So, an hour or so later, we can continue up through the woodlands.

They call this "the cliff", though only in countryside as flat as East Anglia would such a modest feature be honoured with such a grand name. It does however give pleasant views through the trees of the boats on the estuary.

Beyond the woodland the countryside opens up once more and here, completely isolated, stands a single cottage on its own little muddy inlet. Perfection. We watched the birds here for a while, spotting several duck and wader species, including one Black-Tailed Godwit already in its brick-red summer breeding plumage.

We're going to turn back here and return to Pin Mill, but not to visit the pub, which is fully booked-up for lunch. Instead we'll have sandwiches, bananas and hot chocolate back at the car, which will give us plenty of time for an afternoon walk - and no concerns about contracting communicable viruses!

The pub at Pin Mill has the memorable name of the Butt And Oyster. The "butt" in this case refers to a wine barrel, maybe a reference to the fact that oysters were once transported in such barrels, or just possibly it's a subtle hint about the commodities which were once smuggled through this quiet port at dead of night.

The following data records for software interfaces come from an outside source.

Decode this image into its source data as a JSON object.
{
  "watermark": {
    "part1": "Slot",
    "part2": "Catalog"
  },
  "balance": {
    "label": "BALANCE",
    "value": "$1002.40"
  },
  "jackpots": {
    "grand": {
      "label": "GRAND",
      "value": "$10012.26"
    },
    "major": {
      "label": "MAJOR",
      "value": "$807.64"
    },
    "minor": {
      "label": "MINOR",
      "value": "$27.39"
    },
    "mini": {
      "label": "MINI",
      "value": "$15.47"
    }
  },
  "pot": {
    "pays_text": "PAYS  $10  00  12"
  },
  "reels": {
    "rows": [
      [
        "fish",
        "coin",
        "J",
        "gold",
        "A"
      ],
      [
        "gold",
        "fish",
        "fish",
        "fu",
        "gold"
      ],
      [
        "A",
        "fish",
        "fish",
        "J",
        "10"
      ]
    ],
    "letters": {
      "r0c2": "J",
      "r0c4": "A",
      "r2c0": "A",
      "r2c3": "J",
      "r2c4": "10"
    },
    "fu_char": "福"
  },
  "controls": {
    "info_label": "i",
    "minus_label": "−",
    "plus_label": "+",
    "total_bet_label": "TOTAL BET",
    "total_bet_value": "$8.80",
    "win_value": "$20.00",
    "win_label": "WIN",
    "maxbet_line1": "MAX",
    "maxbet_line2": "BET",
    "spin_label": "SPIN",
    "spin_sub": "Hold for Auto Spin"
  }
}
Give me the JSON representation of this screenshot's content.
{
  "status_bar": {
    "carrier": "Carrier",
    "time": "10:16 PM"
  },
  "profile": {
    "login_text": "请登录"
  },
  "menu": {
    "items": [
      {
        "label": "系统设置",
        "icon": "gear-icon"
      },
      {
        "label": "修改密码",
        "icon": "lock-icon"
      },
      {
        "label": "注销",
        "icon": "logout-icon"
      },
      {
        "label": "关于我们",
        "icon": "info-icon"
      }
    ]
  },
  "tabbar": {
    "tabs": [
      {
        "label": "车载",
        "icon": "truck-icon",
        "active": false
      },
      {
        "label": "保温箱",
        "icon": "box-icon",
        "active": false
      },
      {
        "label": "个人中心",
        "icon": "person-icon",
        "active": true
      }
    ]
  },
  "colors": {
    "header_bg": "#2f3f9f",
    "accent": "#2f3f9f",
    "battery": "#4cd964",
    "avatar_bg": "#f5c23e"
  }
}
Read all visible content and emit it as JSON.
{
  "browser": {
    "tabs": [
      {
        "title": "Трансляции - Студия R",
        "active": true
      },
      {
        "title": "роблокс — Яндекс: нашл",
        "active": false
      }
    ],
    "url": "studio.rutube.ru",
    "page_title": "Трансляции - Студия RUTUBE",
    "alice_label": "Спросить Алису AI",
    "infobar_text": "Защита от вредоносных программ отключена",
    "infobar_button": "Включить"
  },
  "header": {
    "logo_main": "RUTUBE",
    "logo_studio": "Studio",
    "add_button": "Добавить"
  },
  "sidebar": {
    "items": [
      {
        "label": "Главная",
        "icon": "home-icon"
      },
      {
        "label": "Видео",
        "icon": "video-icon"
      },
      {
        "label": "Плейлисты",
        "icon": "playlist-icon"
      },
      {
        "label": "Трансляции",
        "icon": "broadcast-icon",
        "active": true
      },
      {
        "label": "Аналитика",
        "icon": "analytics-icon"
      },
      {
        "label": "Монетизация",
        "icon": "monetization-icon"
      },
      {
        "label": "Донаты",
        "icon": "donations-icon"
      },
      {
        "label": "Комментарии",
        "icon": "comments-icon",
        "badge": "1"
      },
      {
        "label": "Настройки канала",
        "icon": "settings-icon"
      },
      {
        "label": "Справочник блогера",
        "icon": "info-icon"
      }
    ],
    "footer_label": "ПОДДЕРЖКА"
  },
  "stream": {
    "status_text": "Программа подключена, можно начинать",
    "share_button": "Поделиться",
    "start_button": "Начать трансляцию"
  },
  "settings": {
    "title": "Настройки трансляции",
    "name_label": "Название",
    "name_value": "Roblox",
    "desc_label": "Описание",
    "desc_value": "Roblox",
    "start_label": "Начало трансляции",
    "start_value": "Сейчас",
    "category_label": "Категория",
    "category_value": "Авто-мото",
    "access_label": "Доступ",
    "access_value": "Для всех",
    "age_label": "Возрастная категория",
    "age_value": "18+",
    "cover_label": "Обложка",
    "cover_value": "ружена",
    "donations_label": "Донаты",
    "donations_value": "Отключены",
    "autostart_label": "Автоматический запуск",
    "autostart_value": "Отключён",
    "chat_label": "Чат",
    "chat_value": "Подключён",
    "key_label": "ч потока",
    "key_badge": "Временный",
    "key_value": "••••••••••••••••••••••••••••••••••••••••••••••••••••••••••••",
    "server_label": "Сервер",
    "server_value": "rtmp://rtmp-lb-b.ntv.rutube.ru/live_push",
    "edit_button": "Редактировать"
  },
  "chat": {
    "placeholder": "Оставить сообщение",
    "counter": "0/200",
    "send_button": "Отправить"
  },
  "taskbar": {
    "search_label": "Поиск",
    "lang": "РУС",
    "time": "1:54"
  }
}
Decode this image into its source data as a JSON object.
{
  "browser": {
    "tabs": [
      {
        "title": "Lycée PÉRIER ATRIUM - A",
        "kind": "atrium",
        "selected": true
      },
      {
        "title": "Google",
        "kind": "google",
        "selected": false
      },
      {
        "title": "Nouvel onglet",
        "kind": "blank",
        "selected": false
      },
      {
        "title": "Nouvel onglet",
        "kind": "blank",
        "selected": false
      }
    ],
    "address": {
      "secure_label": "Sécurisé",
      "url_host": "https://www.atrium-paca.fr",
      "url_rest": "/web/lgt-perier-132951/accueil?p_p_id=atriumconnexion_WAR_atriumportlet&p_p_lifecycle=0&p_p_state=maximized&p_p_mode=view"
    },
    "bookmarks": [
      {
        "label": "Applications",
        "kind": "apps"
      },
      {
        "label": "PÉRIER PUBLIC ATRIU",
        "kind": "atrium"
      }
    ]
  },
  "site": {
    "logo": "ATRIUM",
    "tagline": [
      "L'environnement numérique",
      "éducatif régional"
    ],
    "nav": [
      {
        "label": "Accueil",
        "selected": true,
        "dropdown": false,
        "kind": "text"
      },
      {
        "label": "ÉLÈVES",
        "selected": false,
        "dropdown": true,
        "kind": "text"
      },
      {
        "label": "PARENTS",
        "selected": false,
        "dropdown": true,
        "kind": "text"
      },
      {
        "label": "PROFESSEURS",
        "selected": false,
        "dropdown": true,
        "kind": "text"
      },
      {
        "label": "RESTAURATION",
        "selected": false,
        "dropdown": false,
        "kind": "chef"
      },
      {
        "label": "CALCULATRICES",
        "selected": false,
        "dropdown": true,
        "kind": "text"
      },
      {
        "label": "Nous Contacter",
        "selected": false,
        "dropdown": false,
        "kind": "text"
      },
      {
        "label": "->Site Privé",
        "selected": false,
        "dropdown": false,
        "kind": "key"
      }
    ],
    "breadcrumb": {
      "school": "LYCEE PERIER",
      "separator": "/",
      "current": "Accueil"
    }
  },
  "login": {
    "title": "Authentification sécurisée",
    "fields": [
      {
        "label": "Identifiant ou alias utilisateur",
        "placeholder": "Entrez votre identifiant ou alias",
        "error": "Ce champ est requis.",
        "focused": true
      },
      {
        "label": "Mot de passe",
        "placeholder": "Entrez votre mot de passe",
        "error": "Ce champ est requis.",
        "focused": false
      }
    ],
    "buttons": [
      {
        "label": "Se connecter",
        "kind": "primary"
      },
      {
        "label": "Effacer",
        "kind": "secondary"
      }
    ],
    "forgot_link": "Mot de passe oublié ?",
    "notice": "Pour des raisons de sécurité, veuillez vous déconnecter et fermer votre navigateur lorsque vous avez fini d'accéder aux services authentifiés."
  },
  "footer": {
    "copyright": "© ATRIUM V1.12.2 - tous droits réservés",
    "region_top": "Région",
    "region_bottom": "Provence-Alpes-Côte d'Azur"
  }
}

Setting out again, much refreshed after lunch, in the upstream direction, we passed close to these old coastguard cottages, another reminder of the old days of smuggling.

It's strange how remote and unspoiled this little area seems, even with the influx of tourists and yachtspeople, though I admit that our reason for being here in February was to avoid the worst of the crowds. However we're only about five miles (8 Km) from the container ports of Harwich and Felixstowe, in one direction, and the busy town of Ipswich in the other.

There are many characterful trees along the riverside, including these two old "pensioners", standing hand-in-hand and gazing in disbelief towards the new Orwell Bridge.

I know you wanted to see a big concrete bridge carrying the A14 road on its way to Felixstowe docks! One day, when such structures become old and less numerous, people will suddenly appreciate that they have a certain grace and elegance - when viewed from about four miles away at least!

We are now in the environs of The Royal Harwich Yacht Club, founded in 1843. Soon the skies here will be bristling with white masts and sails, and expensive cars will be parked near the modernistic clubhouse. All very different from the mud, rust and real ale to be had back at Pin Mill.

But what's this? It looks like a church or chapel. But, then again it seems that somebody lives here. And there's a sign on the fence that reads The Cat House. Research required.

It was built in 1793 in the grounds of Woolverstone Hall (which we'll pass later) and is described by Historic England as a house and eyecatcher. In other words it was designed to beautify the estate, provide housing for one of the employees and to impress visitors and passers-by. 

Now then; at some time in the past the inhabitant of this building had a cat and, when that animal died, he had it stuffed. So far, so mildly eccentric. But this cat, after its demise, took to an afterlife of crime and played a vital role in illegal activity. For, when there were no excise men snooping around, this ex-cat was displayed in an upstairs window to inform smugglers that the coast was clear.

Our path turned inland through woodland....

.....and emerged, rather suddenly, at St Michael's Church, Woolvestone. The church was much restored in the late-1700s when the very wealthy Berners family built their country residence in the area.

And here is Woolverstone Hall today, no longer a haunt of the aristocracy but now home to the Ipswich High School. It's a Grade I listed building and one of the finest British examples of the Palladian style of architecture.

This sheep showed not the slightest interest in historic architecture.

Passing through more woodland, I spotted a bracken frond resting artistically on a lump of fallen tree bark. Honestly I didn't put it there, though I did a little tidying up around it.

And, before you know it, here we are back at Pin Mill once again.

Take care.